[Dataset rows for apps and sites]
╭──

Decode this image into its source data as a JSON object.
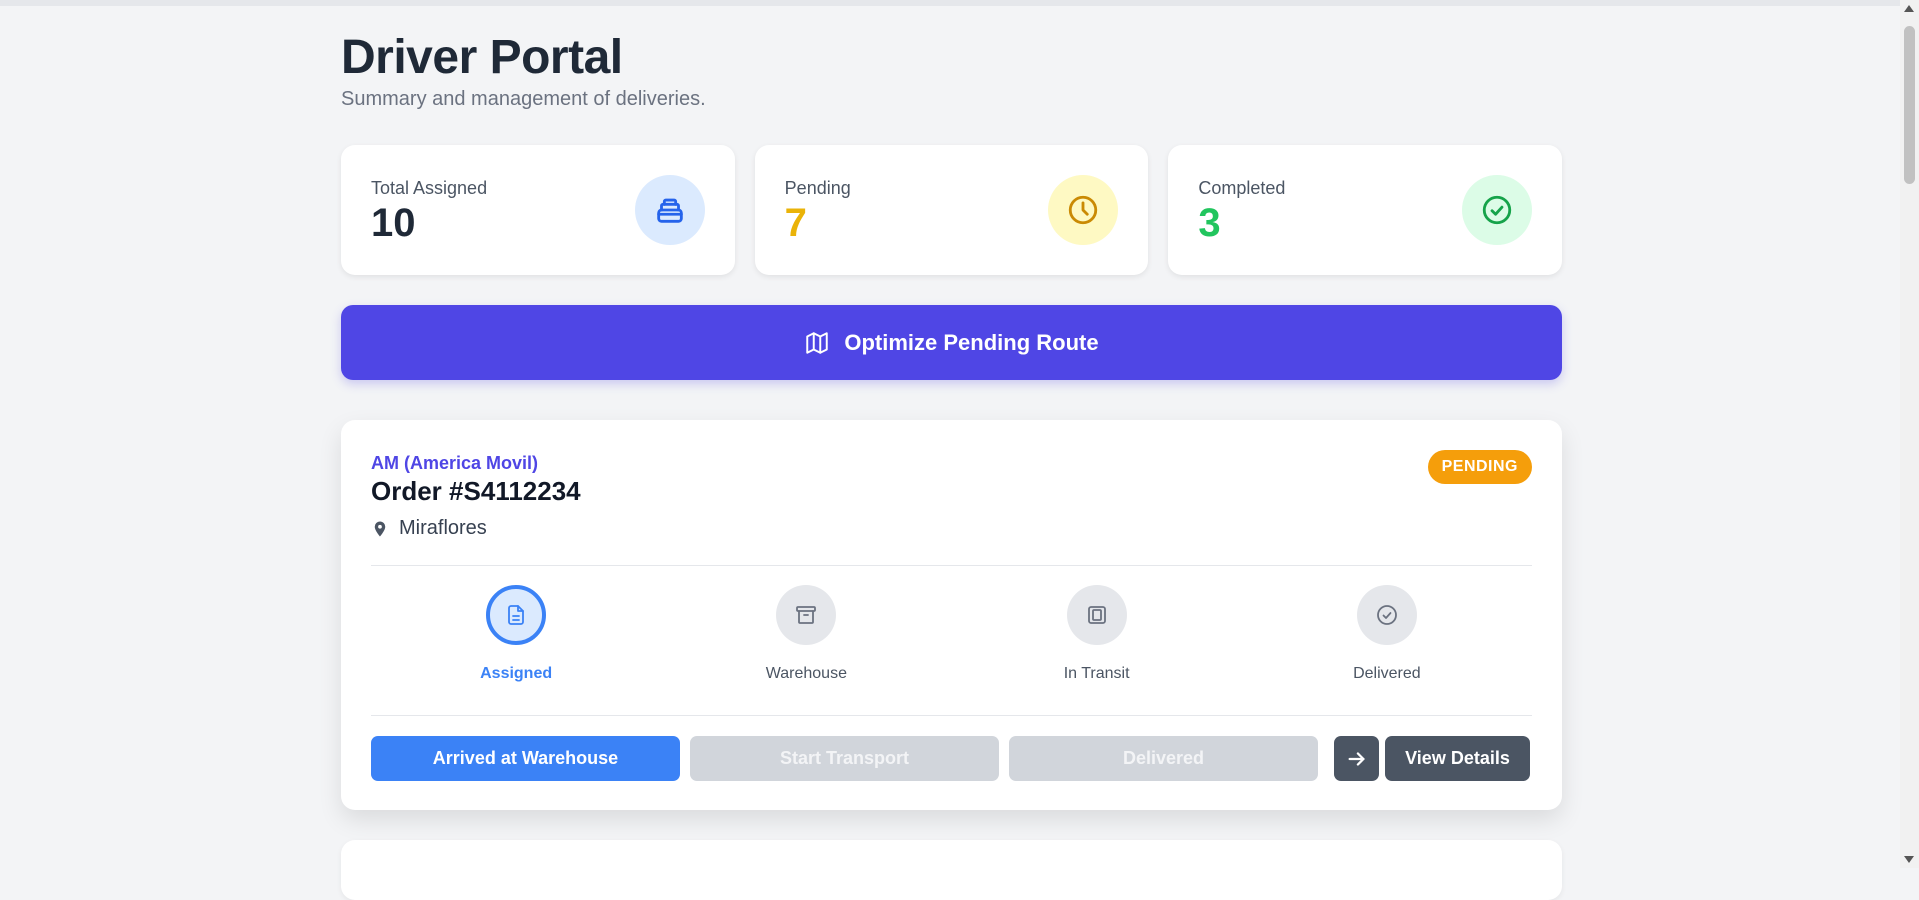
{
  "header": {
    "title": "Driver Portal",
    "subtitle": "Summary and management of deliveries."
  },
  "stats": [
    {
      "label": "Total Assigned",
      "value": "10",
      "icon": "inbox-stack-icon",
      "value_color": "#1f2937",
      "icon_bg": "#dbeafe",
      "icon_color": "#2563eb"
    },
    {
      "label": "Pending",
      "value": "7",
      "icon": "clock-icon",
      "value_color": "#eab308",
      "icon_bg": "#fef9c3",
      "icon_color": "#ca8a04"
    },
    {
      "label": "Completed",
      "value": "3",
      "icon": "check-circle-icon",
      "value_color": "#22c55e",
      "icon_bg": "#dcfce7",
      "icon_color": "#16a34a"
    }
  ],
  "optimize_button": {
    "label": "Optimize Pending Route",
    "icon": "map-icon",
    "color": "#4f46e5"
  },
  "order": {
    "company": "AM (America Movil)",
    "title": "Order #S4112234",
    "location": "Miraflores",
    "status": "PENDING",
    "status_color": "#f59e0b",
    "steps": [
      {
        "label": "Assigned",
        "icon": "document-icon",
        "active": true
      },
      {
        "label": "Warehouse",
        "icon": "archive-box-icon",
        "active": false
      },
      {
        "label": "In Transit",
        "icon": "truck-icon",
        "active": false
      },
      {
        "label": "Delivered",
        "icon": "check-circle-icon",
        "active": false
      }
    ],
    "actions": {
      "arrived": "Arrived at Warehouse",
      "start": "Start Transport",
      "delivered": "Delivered",
      "details": "View Details"
    }
  }
}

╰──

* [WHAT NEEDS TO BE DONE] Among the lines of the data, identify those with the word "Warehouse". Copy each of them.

* [OUTPUT FOR THIS EXERCISE]
        "label": "Warehouse",
      "arrived": "Arrived at Warehouse",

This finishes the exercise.